Legislation passed in 2017 raising the minimum age of tobacco purchases in Oregon from 18 to 21 appears to be effectively keeping young people from smoking.

Senate Bill 754, or Tobacco 21, went into effect Jan., 2018. In the last year, data from Oregon Health Authority show, the percentage of Oregonians surveyed who are ages 13-17 and started smoking for the first time decreased from 34% to 25%, and for people ages 18-20, it decreased from 23% to 18%.

Fewer current smokers also reported buying tobacco products, and Oregonians under 21 said it was more difficult to obtain tobacco products.

Oregon is one of five states that has increased the legal age to buy cigarettes and vaping products. Tom Jeanne, deputy state health officer and epidemiologist, said in a statement, "With this and our strong Indoor Clean Air Act, Oregon is a national leader in protecting youth from tobacco use."

While smoking has decreased some among Oregon youth since Tobacco 21 went into effect, OHA reports that retailers outside the Portland Metro area are less likely to ask for proof of age.

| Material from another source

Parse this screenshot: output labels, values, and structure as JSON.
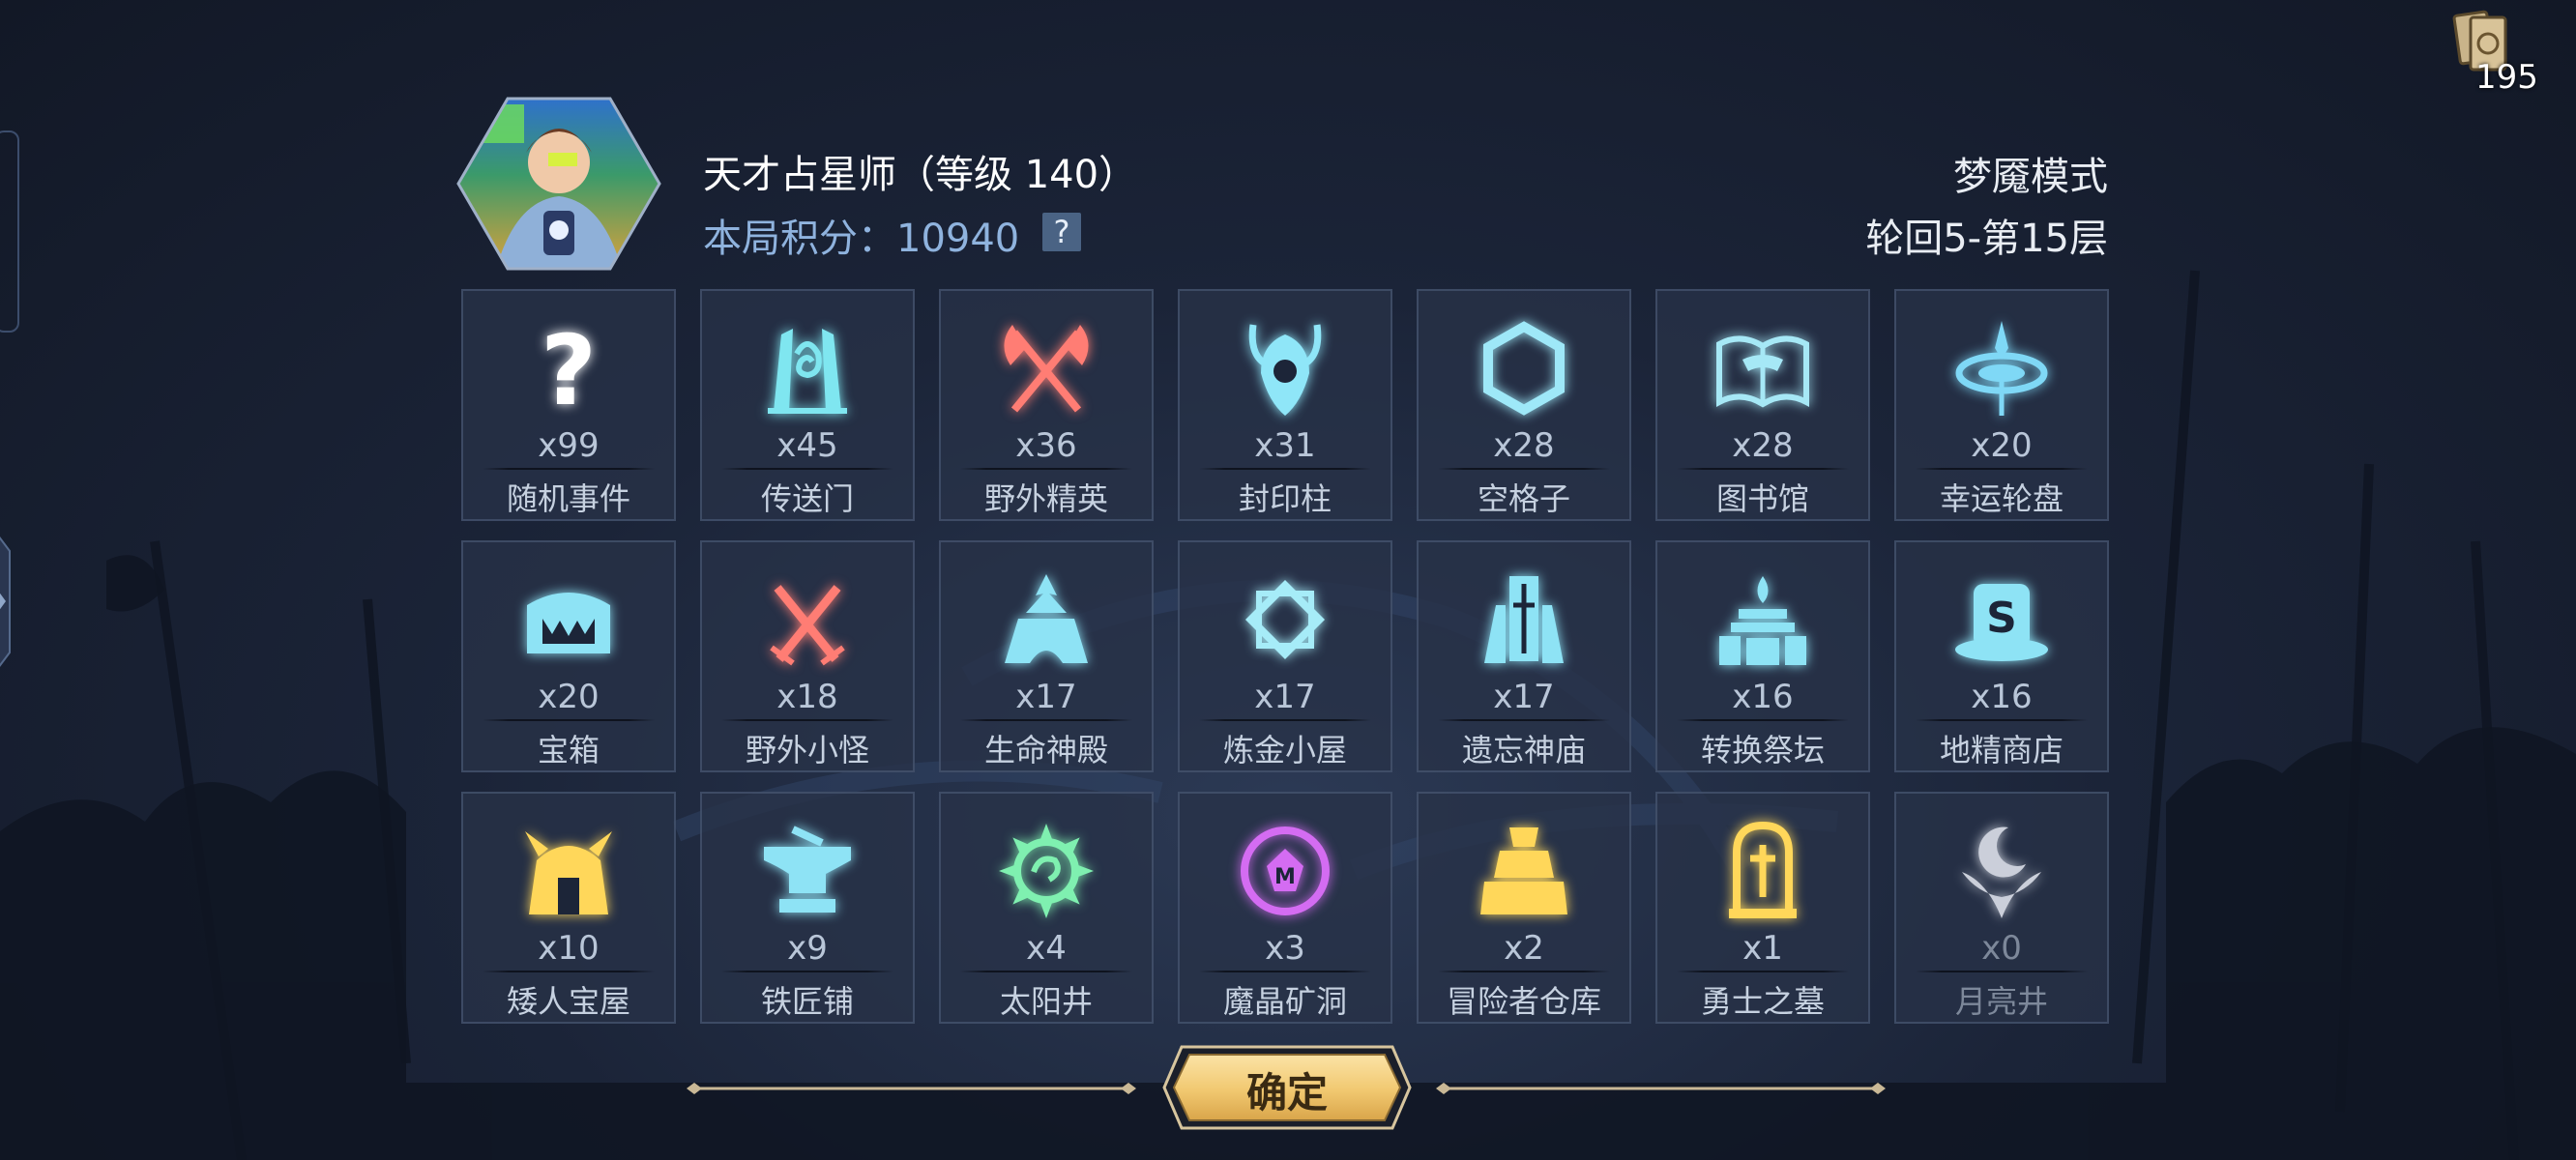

"Oregon is one of only nine states that does not have tobacco retail licensure," OHA wrote in its report. "Requiring retailers to obtain a license to sell tobacco can improve enforcement of the sales age."